Over the course of the implementation of the Joint Plan of Action, the IAEA issued monthly reports assessing Iran’s compliance with the nuclear elements of the interim deal. This included tracking the progress of dilution and conversion of Iran’s uranium enriched to 20 percent, and the conversion of the uranium gas enriched to 3.5 percent that was produced over the duration of the agreement. The agency also tracked implementation of the additional commitments made in July 2014 and November 2014 when the talks were extended.
U.S. Secretary of State John Kerry noted at the November 24, 2014 extension announcement that Iran had complied with all of its obligations under the final deal.
The IAEA noted Iran’s implementation of its commitment under the interim deal over the course of its duration. It noted one issue of concern in November 2014 related to the testing of the single IR-5 machine at the Natanz Pilot facility. The agency noted in its November 2014 report that Iran was testing the machine using natural uranium gas.
The interim deal allowed Iran to continue its ongoing research and development, but prohibited feeding new centrifuges at the Natanz enrichment plant with uranium gas. Iran maintained that the testing was allowed under the interim deal, whereas the United States said it was an ambiguity.
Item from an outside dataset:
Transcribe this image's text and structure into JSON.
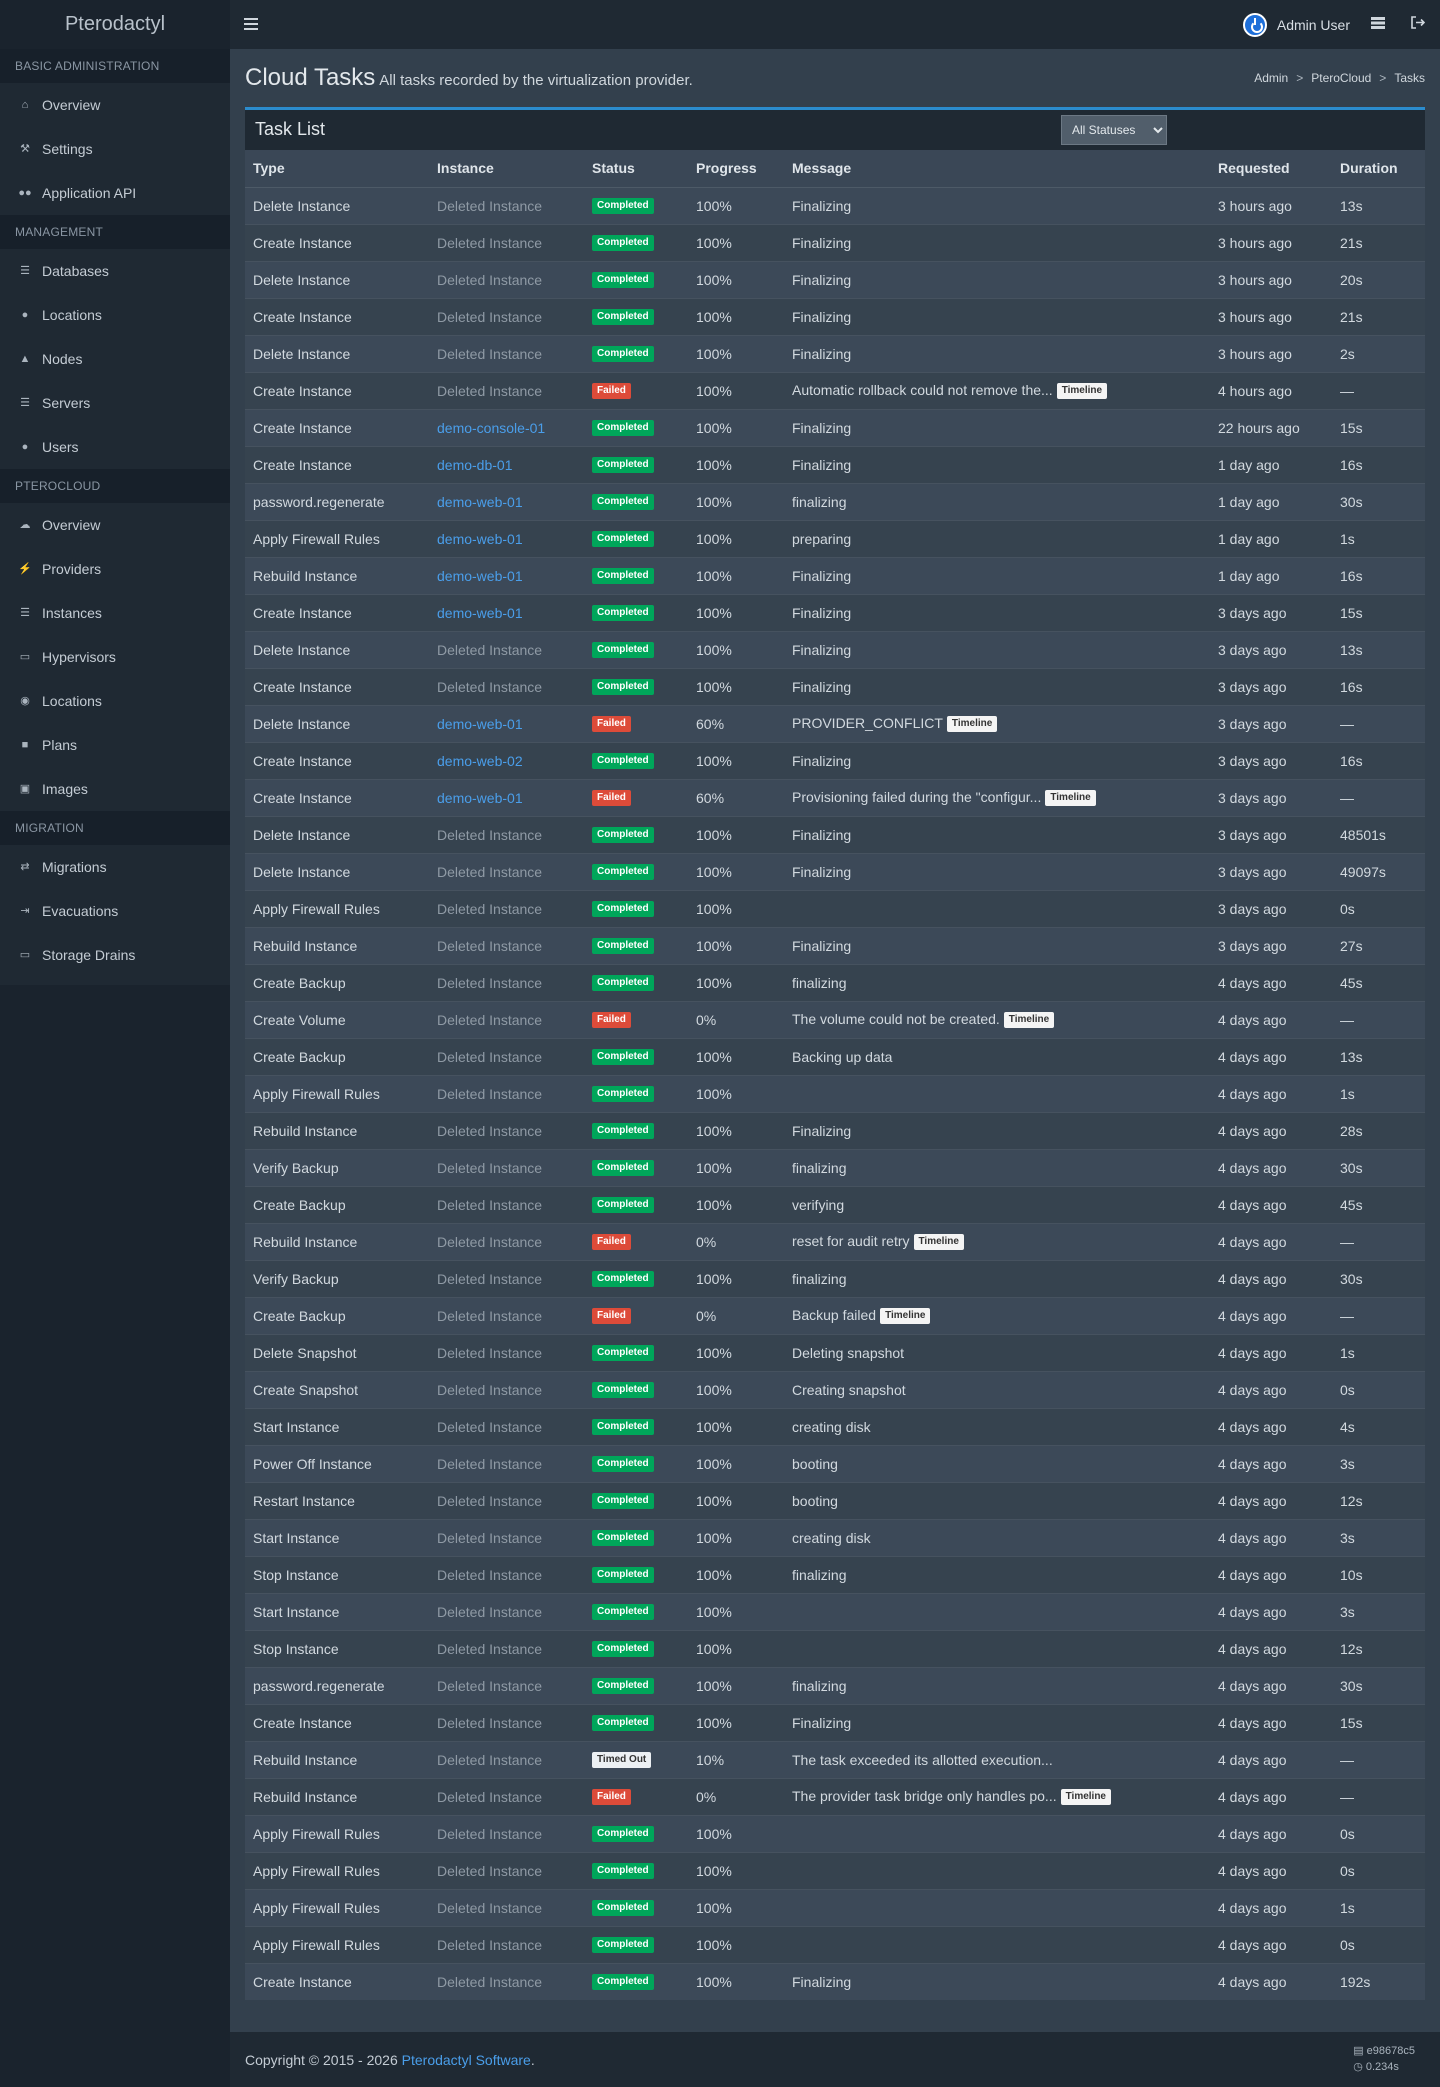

Iran agreed to stop testing the machine using natural uranium. The resolution of this dispute is noteworthy, as it indicates a willingness of both sides to work through ambiguities and maintain compliance with the deal.